#### Assigned task
For each line in the records that contains "common", make a copy.

Records shown section start

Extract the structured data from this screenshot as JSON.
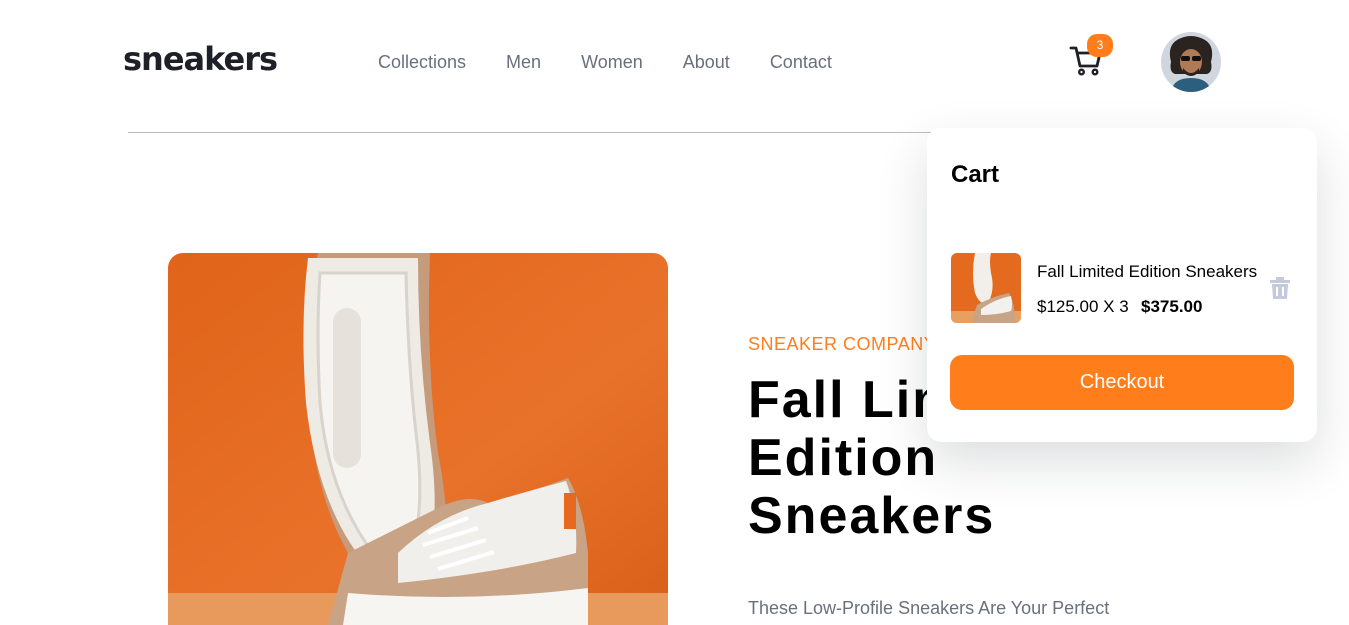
{
  "header": {
    "logo": "sneakers",
    "nav": [
      "Collections",
      "Men",
      "Women",
      "About",
      "Contact"
    ],
    "cart_count": "3",
    "cart_icon": "cart-icon",
    "avatar": "user-avatar"
  },
  "product": {
    "company": "SNEAKER COMPANY",
    "title": "Fall Limited Edition Sneakers",
    "description": "These Low-Profile Sneakers Are Your Perfect"
  },
  "cart": {
    "heading": "Cart",
    "item_name": "Fall Limited Edition Sneakers",
    "item_price": "$125.00 X 3",
    "item_total": "$375.00",
    "delete_icon": "trash-icon",
    "checkout_label": "Checkout"
  },
  "colors": {
    "accent": "#ff7e1b",
    "text_dark": "#1d2026",
    "text_grey": "#69707d",
    "product_bg": "#e86c1f"
  }
}
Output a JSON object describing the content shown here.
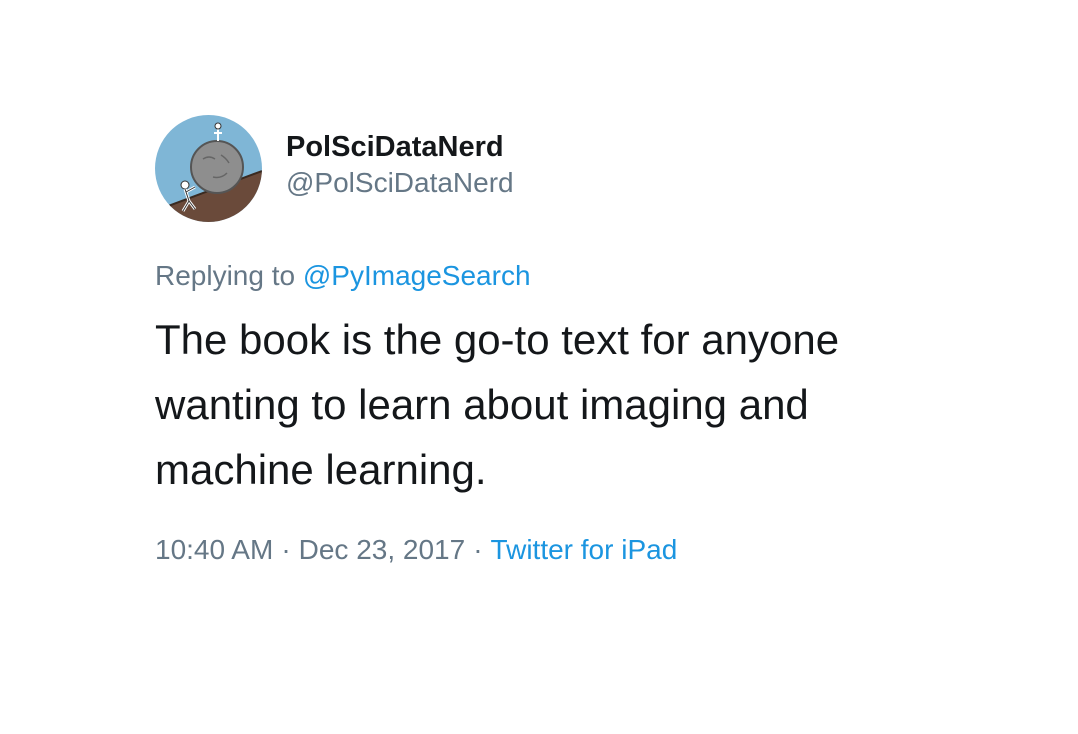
{
  "user": {
    "display_name": "PolSciDataNerd",
    "handle": "@PolSciDataNerd",
    "avatar_icon": "sisyphus-boulder-avatar"
  },
  "reply": {
    "prefix": "Replying to",
    "target": "@PyImageSearch"
  },
  "tweet": {
    "text": "The book is the go-to text for anyone wanting to learn about imaging and machine learning."
  },
  "meta": {
    "time": "10:40 AM",
    "separator": "·",
    "date": "Dec 23, 2017",
    "source": "Twitter for iPad"
  },
  "colors": {
    "text": "#14171a",
    "secondary": "#657786",
    "link": "#1b95e0",
    "avatar_bg": "#7fb6d6"
  }
}
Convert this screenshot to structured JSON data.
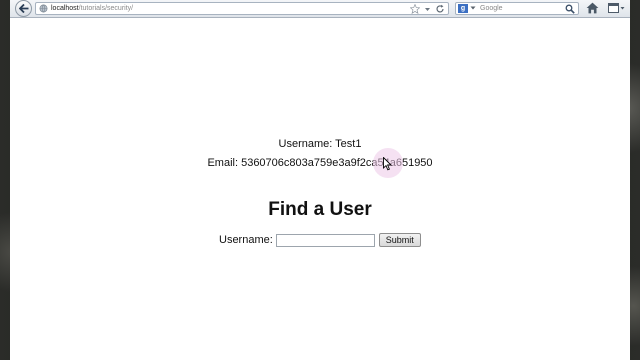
{
  "browser": {
    "url_host": "localhost",
    "url_path": "/tutorials/security/",
    "search_placeholder": "Google",
    "search_engine_letter": "g"
  },
  "page": {
    "username_label": "Username:",
    "username_value": "Test1",
    "email_label": "Email:",
    "email_value": "5360706c803a759e3a9f2ca54a651950",
    "find_title": "Find a User",
    "form_label": "Username:",
    "input_value": "",
    "submit_label": "Submit"
  }
}
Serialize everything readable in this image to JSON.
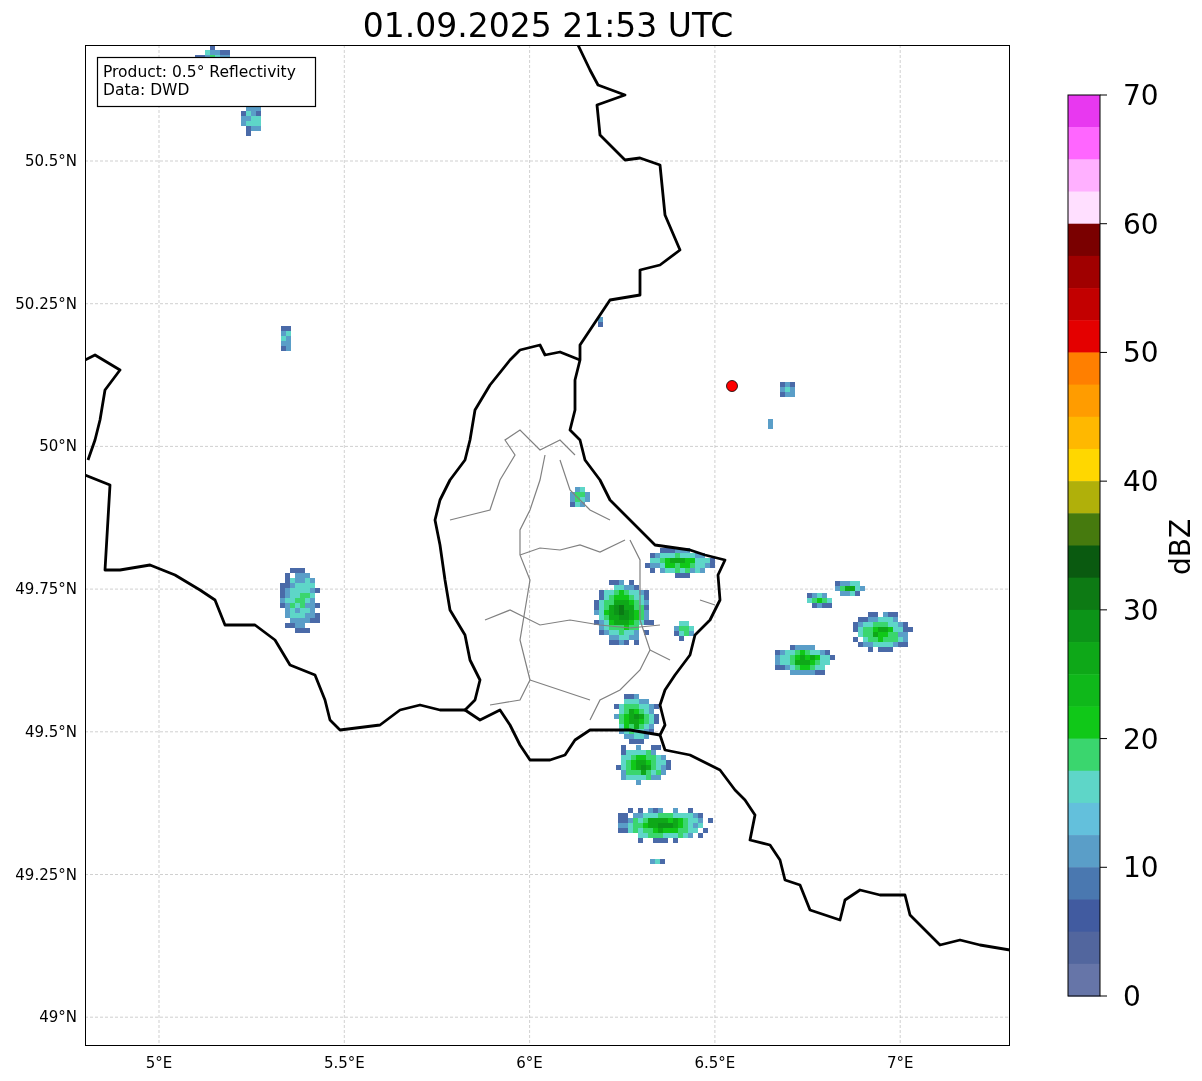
{
  "title": "01.09.2025 21:53 UTC",
  "map": {
    "info_box": {
      "lines": [
        "Product: 0.5° Reflectivity",
        "Data: DWD"
      ]
    },
    "lat_labels": [
      "50.5°N",
      "50.25°N",
      "50°N",
      "49.75°N",
      "49.5°N",
      "49.25°N",
      "49°N"
    ],
    "lon_labels": [
      "5°E",
      "5.5°E",
      "6°E",
      "6.5°E",
      "7°E"
    ]
  },
  "colorbar": {
    "label": "dBZ",
    "ticks": [
      "70",
      "60",
      "50",
      "40",
      "30",
      "20",
      "10",
      "0"
    ],
    "bins": [
      {
        "color": "#e838f0"
      },
      {
        "color": "#ff66ff"
      },
      {
        "color": "#ffb0ff"
      },
      {
        "color": "#ffdfff"
      },
      {
        "color": "#7a0000"
      },
      {
        "color": "#a00000"
      },
      {
        "color": "#c20000"
      },
      {
        "color": "#e40000"
      },
      {
        "color": "#ff7f00"
      },
      {
        "color": "#ff9c00"
      },
      {
        "color": "#ffb800"
      },
      {
        "color": "#ffd700"
      },
      {
        "color": "#b0b00a"
      },
      {
        "color": "#467a0e"
      },
      {
        "color": "#0a5a10"
      },
      {
        "color": "#0d7a14"
      },
      {
        "color": "#0c9418"
      },
      {
        "color": "#0ea818"
      },
      {
        "color": "#0fb81a"
      },
      {
        "color": "#10c818"
      },
      {
        "color": "#3ad66e"
      },
      {
        "color": "#5ed6c8"
      },
      {
        "color": "#63c0dc"
      },
      {
        "color": "#5a9ec8"
      },
      {
        "color": "#4a78b0"
      },
      {
        "color": "#415ba0"
      },
      {
        "color": "#52669e"
      },
      {
        "color": "#6675a8"
      }
    ]
  }
}
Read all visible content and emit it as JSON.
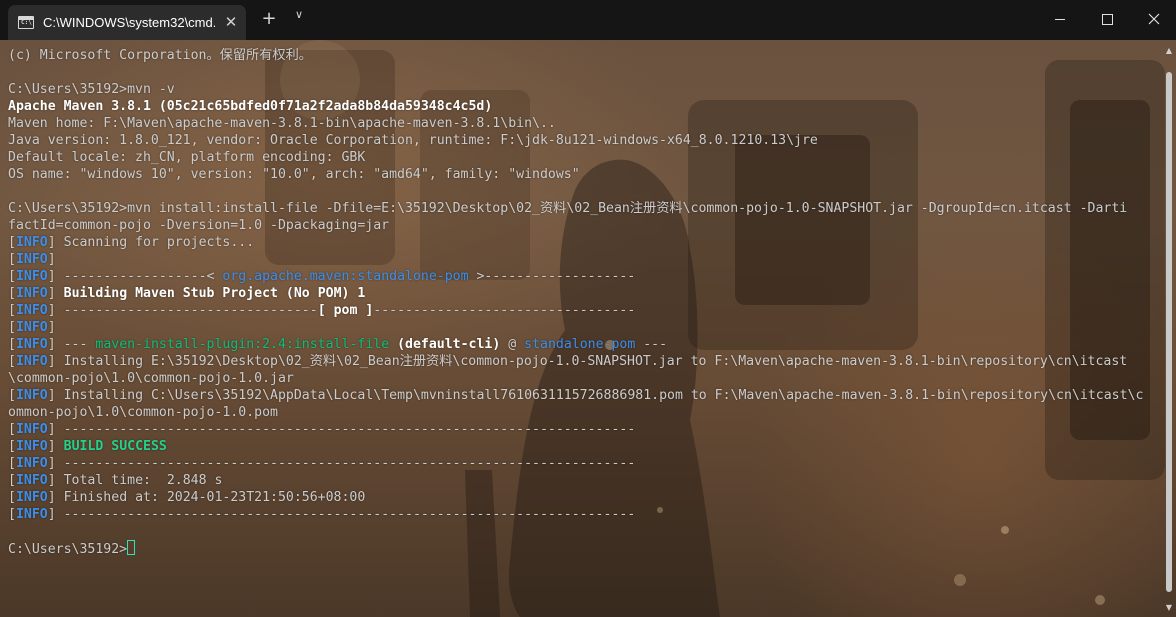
{
  "window": {
    "tab_title": "C:\\WINDOWS\\system32\\cmd.",
    "tab_close": "✕",
    "new_tab": "+",
    "dropdown": "∨",
    "icon": "terminal-icon",
    "icon_text": "C:\\"
  },
  "terminal": {
    "colors": {
      "text": "#cccccc",
      "bright": "#ffffff",
      "info": "#3b8eea",
      "success": "#23d18b",
      "plugin": "#0dbc79",
      "cursor": "#33e0b0"
    },
    "lines": [
      "(c) Microsoft Corporation。保留所有权利。",
      "",
      "C:\\Users\\35192>mvn -v",
      "Apache Maven 3.8.1 (05c21c65bdfed0f71a2f2ada8b84da59348c4c5d)",
      "Maven home: F:\\Maven\\apache-maven-3.8.1-bin\\apache-maven-3.8.1\\bin\\..",
      "Java version: 1.8.0_121, vendor: Oracle Corporation, runtime: F:\\jdk-8u121-windows-x64_8.0.1210.13\\jre",
      "Default locale: zh_CN, platform encoding: GBK",
      "OS name: \"windows 10\", version: \"10.0\", arch: \"amd64\", family: \"windows\"",
      "",
      "C:\\Users\\35192>mvn install:install-file -Dfile=E:\\35192\\Desktop\\02_资料\\02_Bean注册资料\\common-pojo-1.0-SNAPSHOT.jar -DgroupId=cn.itcast -Darti",
      "factId=common-pojo -Dversion=1.0 -Dpackaging=jar",
      "[INFO] Scanning for projects...",
      "[INFO]",
      "[INFO] ------------------< org.apache.maven:standalone-pom >-------------------",
      "[INFO] Building Maven Stub Project (No POM) 1",
      "[INFO] --------------------------------[ pom ]---------------------------------",
      "[INFO]",
      "[INFO] --- maven-install-plugin:2.4:install-file (default-cli) @ standalone-pom ---",
      "[INFO] Installing E:\\35192\\Desktop\\02_资料\\02_Bean注册资料\\common-pojo-1.0-SNAPSHOT.jar to F:\\Maven\\apache-maven-3.8.1-bin\\repository\\cn\\itcast",
      "\\common-pojo\\1.0\\common-pojo-1.0.jar",
      "[INFO] Installing C:\\Users\\35192\\AppData\\Local\\Temp\\mvninstall7610631115726886981.pom to F:\\Maven\\apache-maven-3.8.1-bin\\repository\\cn\\itcast\\c",
      "ommon-pojo\\1.0\\common-pojo-1.0.pom",
      "[INFO] ------------------------------------------------------------------------",
      "[INFO] BUILD SUCCESS",
      "[INFO] ------------------------------------------------------------------------",
      "[INFO] Total time:  2.848 s",
      "[INFO] Finished at: 2024-01-23T21:50:56+08:00",
      "[INFO] ------------------------------------------------------------------------",
      "",
      "C:\\Users\\35192>"
    ]
  }
}
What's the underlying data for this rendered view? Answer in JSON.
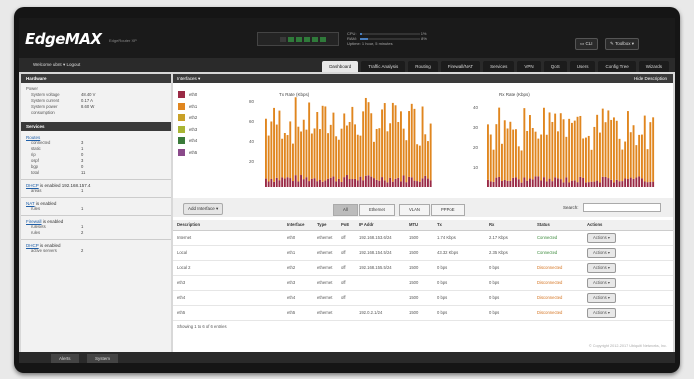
{
  "app": {
    "logo": "EdgeMAX",
    "model": "EdgeRouter XP"
  },
  "system_stats": {
    "cpu_label": "CPU:",
    "cpu_value": "1%",
    "ram_label": "RAM:",
    "ram_value": "8%",
    "uptime_label": "Uptime:",
    "uptime_value": "1 hour, 5 minutes"
  },
  "top_buttons": {
    "cli": "CLI",
    "toolbox": "Toolbox"
  },
  "welcome": {
    "text": "Welcome ubnt",
    "logout": "Logout"
  },
  "tabs": [
    "Dashboard",
    "Traffic Analysis",
    "Routing",
    "Firewall/NAT",
    "Services",
    "VPN",
    "QoS",
    "Users",
    "Config Tree",
    "Wizards"
  ],
  "hardware": {
    "title": "Hardware",
    "items": [
      {
        "k": "Power",
        "v": ""
      },
      {
        "k": "System voltage",
        "v": "48.40 V"
      },
      {
        "k": "System current",
        "v": "0.17 A"
      },
      {
        "k": "System power",
        "v": "8.60 W"
      },
      {
        "k": "consumption",
        "v": ""
      }
    ]
  },
  "services": {
    "title": "Services",
    "routes_label": "Routes",
    "routes": [
      {
        "k": "connected",
        "v": "3"
      },
      {
        "k": "static",
        "v": "1"
      },
      {
        "k": "rip",
        "v": "0"
      },
      {
        "k": "ospf",
        "v": "3"
      },
      {
        "k": "bgp",
        "v": "0"
      },
      {
        "k": "total",
        "v": "11"
      }
    ],
    "dhcp_label": "DHCP",
    "dhcp_status": "is enabled",
    "dhcp_ip": "192.168.157.4",
    "dhcp_kv": {
      "k": "areas",
      "v": "1"
    },
    "nat_label": "NAT",
    "nat_status": "is enabled",
    "nat_kv": {
      "k": "rules",
      "v": "1"
    },
    "firewall_label": "Firewall",
    "firewall_status": "is enabled",
    "firewall_kv": [
      {
        "k": "rulesets",
        "v": "1"
      },
      {
        "k": "rules",
        "v": "2"
      }
    ],
    "dhcp2_label": "DHCP",
    "dhcp2_status": "is enabled",
    "dhcp2_kv": {
      "k": "active servers",
      "v": "2"
    }
  },
  "interfaces": {
    "title": "Interfaces",
    "hide_label": "Hide Description",
    "legend": [
      {
        "name": "eth0",
        "color": "#9a2a45"
      },
      {
        "name": "eth1",
        "color": "#e0861f"
      },
      {
        "name": "eth2",
        "color": "#c9a128"
      },
      {
        "name": "eth3",
        "color": "#a9b534"
      },
      {
        "name": "eth4",
        "color": "#3a7a3a"
      },
      {
        "name": "eth5",
        "color": "#8a4a8a"
      }
    ],
    "tx_title": "Tx Rate (Kbps)",
    "rx_title": "Rx Rate (Kbps)",
    "tx_ticks": [
      "80",
      "60",
      "40",
      "20"
    ],
    "rx_ticks": [
      "40",
      "30",
      "20",
      "10"
    ],
    "add_interface": "Add Interface",
    "filters": [
      "All",
      "Ethernet",
      "VLAN",
      "PPPoE"
    ],
    "search_label": "Search:",
    "columns": [
      "Description",
      "Interface",
      "Type",
      "PoE",
      "IP Addr",
      "MTU",
      "Tx",
      "Rx",
      "Status",
      "Actions"
    ],
    "rows": [
      {
        "desc": "Internet",
        "iface": "eth0",
        "type": "ethernet",
        "poe": "off",
        "ip": "192.168.153.6/24",
        "mtu": "1500",
        "tx": "1.74 Kbps",
        "rx": "2.17 Kbps",
        "status": "Connected",
        "action": "Actions"
      },
      {
        "desc": "Local",
        "iface": "eth1",
        "type": "ethernet",
        "poe": "off",
        "ip": "192.168.154.5/24",
        "mtu": "1500",
        "tx": "43.32 Kbps",
        "rx": "2.35 Kbps",
        "status": "Connected",
        "action": "Actions"
      },
      {
        "desc": "Local 2",
        "iface": "eth2",
        "type": "ethernet",
        "poe": "off",
        "ip": "192.168.155.5/24",
        "mtu": "1500",
        "tx": "0 bps",
        "rx": "0 bps",
        "status": "Disconnected",
        "action": "Actions"
      },
      {
        "desc": "eth3",
        "iface": "eth3",
        "type": "ethernet",
        "poe": "off",
        "ip": "",
        "mtu": "1500",
        "tx": "0 bps",
        "rx": "0 bps",
        "status": "Disconnected",
        "action": "Actions"
      },
      {
        "desc": "eth4",
        "iface": "eth4",
        "type": "ethernet",
        "poe": "off",
        "ip": "",
        "mtu": "1500",
        "tx": "0 bps",
        "rx": "0 bps",
        "status": "Disconnected",
        "action": "Actions"
      },
      {
        "desc": "eth5",
        "iface": "eth5",
        "type": "ethernet",
        "poe": "",
        "ip": "192.0.2.1/24",
        "mtu": "1500",
        "tx": "0 bps",
        "rx": "0 bps",
        "status": "Disconnected",
        "action": "Actions"
      }
    ],
    "showing": "Showing 1 to 6 of 6 entries"
  },
  "footer": {
    "alerts": "Alerts",
    "system": "System",
    "copyright": "© Copyright 2012-2017 Ubiquiti Networks, Inc."
  }
}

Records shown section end

#### Result below
      "C:\\Users\\35192>mvn install:install-file -Dfile=E:\\35192\\Desktop\\02_资料\\02_Bean注册资料\\common-pojo-1.0-SNAPSHOT.jar -DgroupId=cn.itcast -Darti",
      "factId=common-pojo -Dversion=1.0 -Dpackaging=jar",
      "[INFO] Installing E:\\35192\\Desktop\\02_资料\\02_Bean注册资料\\common-pojo-1.0-SNAPSHOT.jar to F:\\Maven\\apache-maven-3.8.1-bin\\repository\\cn\\itcast",
      "\\common-pojo\\1.0\\common-pojo-1.0.jar",
      "ommon-pojo\\1.0\\common-pojo-1.0.pom",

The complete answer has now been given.